People are upset about the Mavericks handing a max offer sheet to Harrison Barnes, and they should be. Even in a vacuum, that much money to a guy who failed to showcase the talent he supposedly has once again would look pretty bad. When you’re offering it to a guy you have to wait a week to see if you’ll get, and you probably won’t, after you refused to offer pretty much the exact same contract to Chandler Parsons -- who would have taken it, is a better player, and a better fit for the Mavs -- you have explaining to do.

But I think if most people really think about it, they’d realize they’re more upset that it came to this than they are about anything that’s likely to happen with Harrison Barnes. First of all, the Dubs are likely to lose out on Kevin Durant and re-sign Barnes – that’s part of the reason the Mavs’ general strategy of hoarding money was even a worse idea this year than previously. Everyone’s got enough to make some bad signings and keep rolling. But there are better reasons to be frustrated, too.

To be upset about Harrison Barnes getting the max qua Harrison Barnes getting the max, you have to believe the Mavs were going to do something useful with that money. They might have through absorbing other teams’ jettisoned contracts, but it’s not clear that many teams are going to feel a crunch this year and there’s certainly nobody left on the unrestricted free agent market that matters.
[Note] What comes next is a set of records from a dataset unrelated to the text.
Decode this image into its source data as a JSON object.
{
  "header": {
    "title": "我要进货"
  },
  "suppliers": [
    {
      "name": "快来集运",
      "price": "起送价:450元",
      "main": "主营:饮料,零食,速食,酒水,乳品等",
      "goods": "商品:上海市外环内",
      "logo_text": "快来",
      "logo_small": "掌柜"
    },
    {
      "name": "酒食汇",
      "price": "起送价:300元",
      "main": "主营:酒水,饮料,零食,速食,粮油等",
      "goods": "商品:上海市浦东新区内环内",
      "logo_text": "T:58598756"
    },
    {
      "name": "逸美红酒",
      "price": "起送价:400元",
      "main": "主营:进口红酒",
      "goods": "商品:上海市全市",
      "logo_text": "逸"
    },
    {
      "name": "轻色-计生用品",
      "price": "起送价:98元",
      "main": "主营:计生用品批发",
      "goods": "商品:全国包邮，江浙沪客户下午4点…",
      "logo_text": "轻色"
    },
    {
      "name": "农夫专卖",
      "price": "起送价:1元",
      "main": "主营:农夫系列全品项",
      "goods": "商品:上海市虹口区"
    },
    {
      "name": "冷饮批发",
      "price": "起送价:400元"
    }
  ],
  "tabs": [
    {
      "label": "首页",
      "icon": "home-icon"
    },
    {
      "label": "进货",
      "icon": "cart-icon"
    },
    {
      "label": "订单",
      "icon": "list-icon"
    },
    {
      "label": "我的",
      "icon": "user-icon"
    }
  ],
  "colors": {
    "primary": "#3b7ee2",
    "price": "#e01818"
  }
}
So, as far as this year is concerned, spend that money Mark. It’ll tie it up until July 7th so they can’t use it on anyone else – but who, at this point, were they going to use it on anyway? Wesley Johnson?

As for next year and the years to come, it’s true that Barnes would negatively impact the Mavs’ ability to offer big contracts to a better FA crop. It’s obviously understandable that people would be upset about this, but you’d have to be a far more optimistic man than me to suppose that next year, the sixth in the series, will be the one in which they finally put FA money to adequate use. I saw a lot of people, throughout the year, saying things like “LET Parsons go and go get Batum or whoever.” Hopefully this season will serve as an object lesson in the fact that you don’t just “go get” whoever. Other teams have other ideas and the players are listening.

And of course, if it should come to that, Harrison Barnes won’t stop you tanking. He’s not that good. Imagine a team without Dirk and with only Harrison Barnes and Wes Matthews as impact players. Where does that team finish in the West?

Cleveland Cavaliers forward Kevin Love (0) dribbles the ball as Golden State Warriors forward Harrison Barnes (40) defends during the first quarter in game four of the NBA Finals. Credit: David Richard-USA TODAY Sports
Cleveland Cavaliers forward Kevin Love (0) dribbles the ball as Golden State Warriors forward Harrison Barnes (40) defends during the first quarter in game four of the NBA Finals. Credit: David Richard-USA TODAY Sports

Since all this is the case, I say focus on the positives. I doubt they get him, but if they do, he remains a high-quality 3-and-D guy. I doubt he does much in terms of creating his own shot and he’s certainly not the initiator that Parsons is, but between him and Wes that’s a lot of long-range shooting and defensive strength. If they add Justin Anderson – I’m least happy about this potential pick up because of what it might do to Simba’s minutes – it could result in some really long, really good shooting, really good defensive and rebound rotations.

But it probably won’t happen. Next year, the Warriors can let Bogut, Iggy, and Shaun Livingston go if they need the cap space, they’ll re-up Steph Curry, and they have Klay Thompson signed through 2019 and Draymond Green through 2020. They don’t need money and there’s no one else on the market, after Durant, who would be worth giving up Barnes for. If it does, it’s disappointing because the Mavs already aren’t going to do better, not because of what this move means for their future.